We're going to talk a lot about timing at the interview. Some of the doctors that I work with, their new patient process, they go to the opposite extreme of where some doctors have a five minute new patient process, which is ridiculous, but some have a two hour innovation process which is also ridiculous. I heard this from numerous doctors, "Well, I have a two and a half hour with a new patient, and then I bring them back for an interview."

And I do all of those things as well, but here's the deal. Patients don't have the time availability that they used to, to spend three hours with their dentist. That doesn't make any sense. And so yes, you might get one or two patients a month that would really appreciate that, but the vast majority of patients don't even like that. And the dentist goes broke in the process because they have three hour new patient process, and at the end of it they're doing two crowns and a filling. That doesn't work. You have to have the system in place to lead them to more comprehensive care if you're going to do a three hour appointment, okay?

The key here is always listen to what the patient is telling you. Listen, listen, listen. It's so easy to do, but dentists have a really hard time making this work because we always want to respond to whatever it is they're saying and almost try to cut them off.

Just let them talk, but you also want to guide them through this process and that goes to the same for whoever is answering your phones up front. If the patient's babbling and babbling and babbling about something, this is the one thing that I always ask and this works every time. Hey, we'll go back to Jim. Jim's babbling about something, the previous dentists that he didn't like or whatever. This is all good information, but all of a sudden it turns into a five, six minute rant.

You say, you know, if Jim's talking about the other dentist and what he didn't like about the other dentist and say, "Hey Jim, this is, thank you so much for sharing this. Can I ask you a question?" I love that. It gets them to stop immediately. "Oh yeah, sure." "What do you look for in a dentist? What would be the ideal dentist for you?"

I'm telling you, if you asked that question of everybody, you will get so much information. You'll know exactly what kind of appointment they need. "Listen, Jim, can I ask you a question? What is the ideal dentist look like for you? What do they do for you?" He said, "Well, you know, when it's broke, they get it fixed.
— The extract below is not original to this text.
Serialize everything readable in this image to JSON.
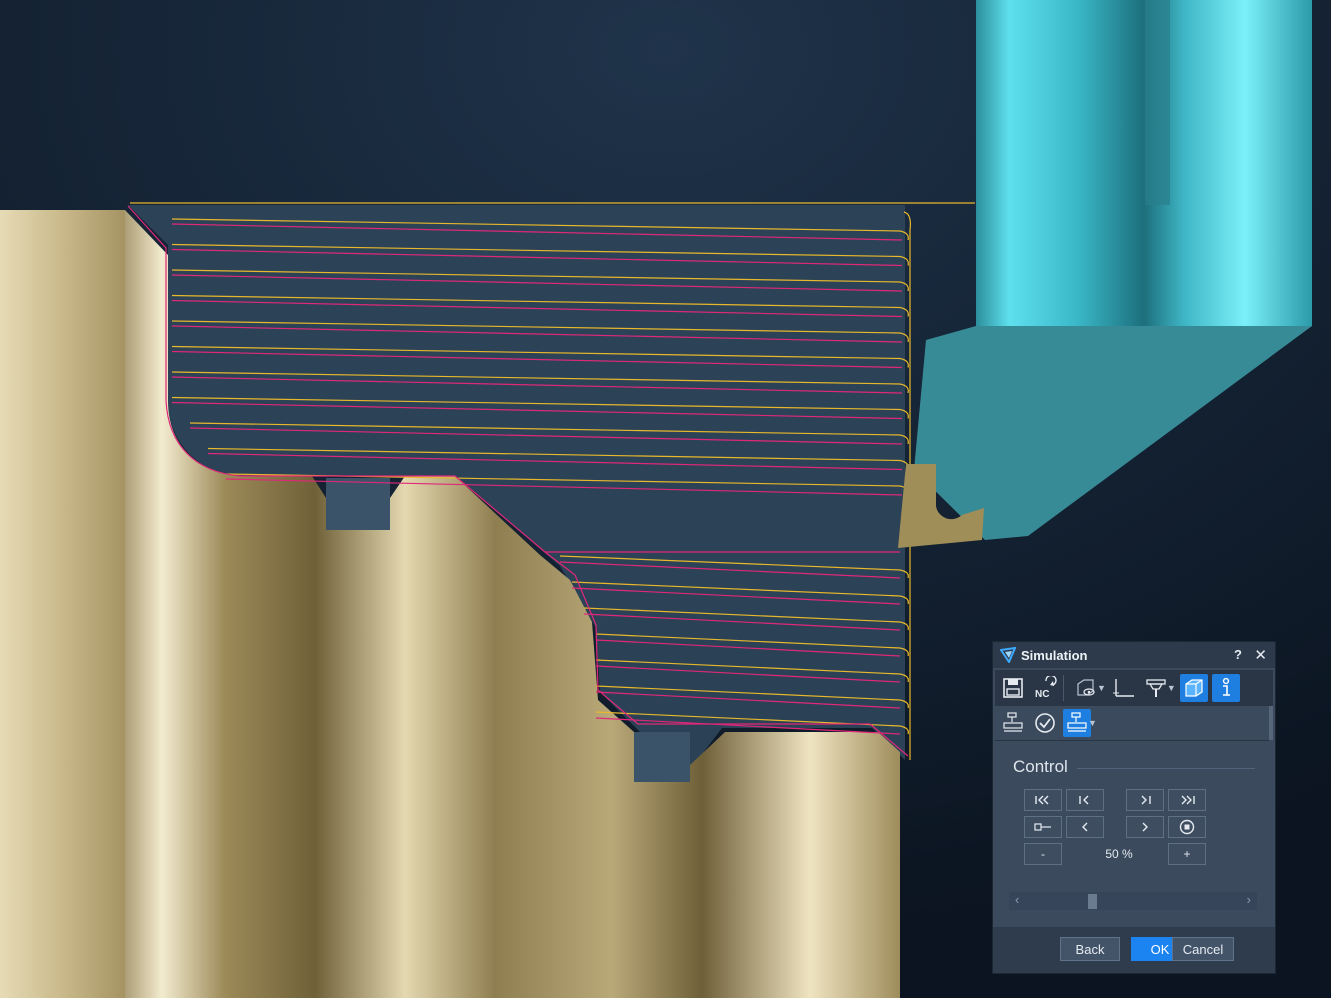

That's what the ideal dentist does for me."

I'm telling you, that will tell you a lot about where this patient should ultimately go. You can have a conversation, but usually a patient like that is going to come in too as a routine patient and I'll have the opportunity to try to work with him to move him towards a more wellness-oriented model if that's what he wants to do. But you need to be able to stop the conversation, listen with empathy and intent, but be able to redirect the conversation where you want it to go so it can flow naturally, okay?

Where they came as a referral also gives you clues as to the needs. If you have a patient that's very wellness-oriented and they refer patients in to you, by and large that new patient, that referral source is also going to be very wellness-oriented. It's birds of a feather flock together. This is one of the keys why if you have patients that you really love working with, you want to make sure that you're asking them for referrals all the time. They'd be happy to do that for you.

So the action steps on this specific video is create the different points of entry in a flow chart outlined previously if you have not already done that. So you need to make sure you do this, and you need to have this in place so that everyone in your office is on the same page and you will create a protocol for each point of entry. What are the appointments needed? What is the rationale for this point of entry, and how do we, if it's a routine, what are the things that make us think that they might go to a comprehensive or wellness-based entry? You have to have this on point, okay?

There's enough resources there to help you guide in this process. You need to make sure you do this so that everybody knows how these patients are coming in to your practice.